After dropping Odoid C1+ support in Archphile, I had this board available and ready for a new project.

For more than a year, I used privoxy on a Netgear R7000 router with DD-WRT as my main ad-blocker, but I wanted something easier and more configurable for a daily driver.

This is why I decided to install pi-hole pi-hole on the Odroid C1+.

Pi-hole Overview

Pi-hole was initialy created for Raspbian/Raspberry Pi, but it can run on any Debian/Ubuntu/Centos box. So I downloaded Armbian Ubuntu xenial , wrote it on an sd card and booted it.

Using the following command:

armbian-config

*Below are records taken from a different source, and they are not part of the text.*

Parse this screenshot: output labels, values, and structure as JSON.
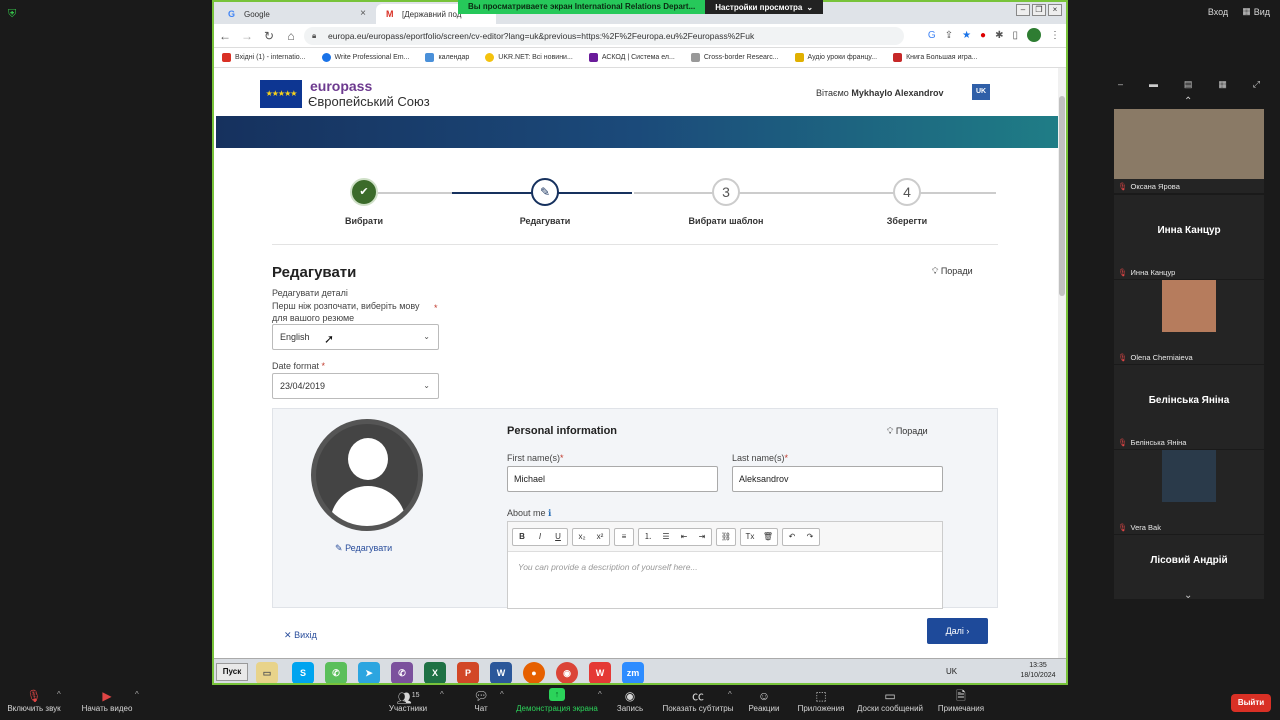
{
  "zoom": {
    "view_buttons": [
      "Вход",
      "Вид"
    ],
    "share_banner": {
      "text": "Вы просматриваете экран International Relations Depart...",
      "settings": "Настройки просмотра"
    },
    "bottom_bar": {
      "mute": "Включить звук",
      "video": "Начать видео",
      "participants": "Участники",
      "participants_count": "15",
      "chat": "Чат",
      "share": "Демонстрация экрана",
      "record": "Запись",
      "captions": "Показать субтитры",
      "reactions": "Реакции",
      "apps": "Приложения",
      "whiteboards": "Доски сообщений",
      "notes": "Примечания",
      "leave": "Выйти"
    },
    "participants": [
      {
        "name": "Оксана Ярова",
        "video": true
      },
      {
        "name": "Инна Канцур",
        "video": false,
        "display": "Инна Канцур"
      },
      {
        "name": "Olena Cherniaieva",
        "video": true
      },
      {
        "name": "Белінська Яніна",
        "video": false,
        "display": "Белінська Яніна"
      },
      {
        "name": "Vera Bak",
        "video": true
      },
      {
        "name": "Лісовий Андрій",
        "video": false,
        "display": "Лісовий Андрій"
      }
    ]
  },
  "browser": {
    "tabs": [
      {
        "label": "Google",
        "icon": "G"
      },
      {
        "label": "[Державний под",
        "icon": "M"
      }
    ],
    "url": "europa.eu/europass/eportfolio/screen/cv-editor?lang=uk&previous=https:%2F%2Feuropa.eu%2Feuropass%2Fuk",
    "bookmarks": [
      "Вхідні (1) - internatio...",
      "Write Professional Em...",
      "календар",
      "UKR.NET: Всі новини...",
      "АСКОД | Система ел...",
      "Cross-border Researc...",
      "Аудіо уроки францу...",
      "Книга Большая игра..."
    ]
  },
  "site": {
    "logo_top": "europass",
    "logo_bottom": "Європейський Союз",
    "greeting_prefix": "Вітаємо",
    "greeting_name": "Mykhaylo Alexandrov",
    "lang_badge": "UK",
    "steps": [
      {
        "num": "✔",
        "label": "Вибрати"
      },
      {
        "num": "✎",
        "label": "Редагувати"
      },
      {
        "num": "3",
        "label": "Вибрати шаблон"
      },
      {
        "num": "4",
        "label": "Зберегти"
      }
    ],
    "title": "Редагувати",
    "tips": "Поради",
    "edit_details": "Редагувати деталі",
    "language_hint_1": "Перш ніж розпочати, виберіть мову",
    "language_hint_2": "для вашого резюме",
    "language_value": "English",
    "date_format_label": "Date format",
    "date_format_value": "23/04/2019",
    "personal_info": "Personal information",
    "edit_photo": "Редагувати",
    "first_name_label": "First name(s)",
    "first_name_value": "Michael",
    "last_name_label": "Last name(s)",
    "last_name_value": "Aleksandrov",
    "about_me_label": "About me",
    "about_me_placeholder": "You can provide a description of yourself here...",
    "exit": "Вихід",
    "next": "Далі"
  },
  "taskbar": {
    "start": "Пуск",
    "lang": "UK",
    "time": "13:35",
    "date": "18/10/2024"
  }
}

I was able to configure the basic Armbian stuff (static IP, hostname, timezone etc..)

Then I fully updated the system (you can do it via armbian-config too - I prefer the “classic” way):

apt-get update && apt-get upgrade

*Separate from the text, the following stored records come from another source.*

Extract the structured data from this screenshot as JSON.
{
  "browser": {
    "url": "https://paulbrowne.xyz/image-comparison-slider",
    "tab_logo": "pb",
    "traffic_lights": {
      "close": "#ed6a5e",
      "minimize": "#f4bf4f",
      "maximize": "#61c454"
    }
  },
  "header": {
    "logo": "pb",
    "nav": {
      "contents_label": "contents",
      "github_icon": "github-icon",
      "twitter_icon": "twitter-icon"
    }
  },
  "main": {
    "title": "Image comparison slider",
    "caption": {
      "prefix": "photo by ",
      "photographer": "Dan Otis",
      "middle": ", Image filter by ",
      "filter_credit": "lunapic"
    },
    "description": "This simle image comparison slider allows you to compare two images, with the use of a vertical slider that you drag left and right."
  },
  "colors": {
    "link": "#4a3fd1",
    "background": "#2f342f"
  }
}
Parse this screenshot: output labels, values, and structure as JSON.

and continued to the installation of pi-hole:

wget -O basic-install.sh https://install.pi-hole.net
bash basic-install.sh

After Pihole installation, I downloaded and modified my adlists.list file, enabling most of the extra sources:

wget https://raw.githubusercontent.com/archphile/pihole_stuff/master/adlists.list -O /etc/pihole/adlists.list
pihole -g

and a package cache cleanup:

apt-get clean

Finally I tweaked some Odroid related stuff:

wget https://raw.githubusercontent.com/archphile/pihole_stuff/master/rc.local-odroid-c1 -O /etc/rc.local

wget https://raw.githubusercontent.com/archphile/pihole_stuff/master/log2ram -O /etc/default/log2ram

Once a week, I check for updates in ad lists with:

pihole -g	

When I get notifications on the web interface that a new version is available, I update with the following command:

pihole -up

Summary and Notes

Pi-hole is an amazing piece of software. It’s highly configurable, extremely easy to install and it does the job right, as It blocks the majority of ads that can be blocked via DNS.

If you have an available Raspberry Pi or any other board that can get Debian/Ubuntu on it and you care about privacy/adblocking, Pi-hole is a must.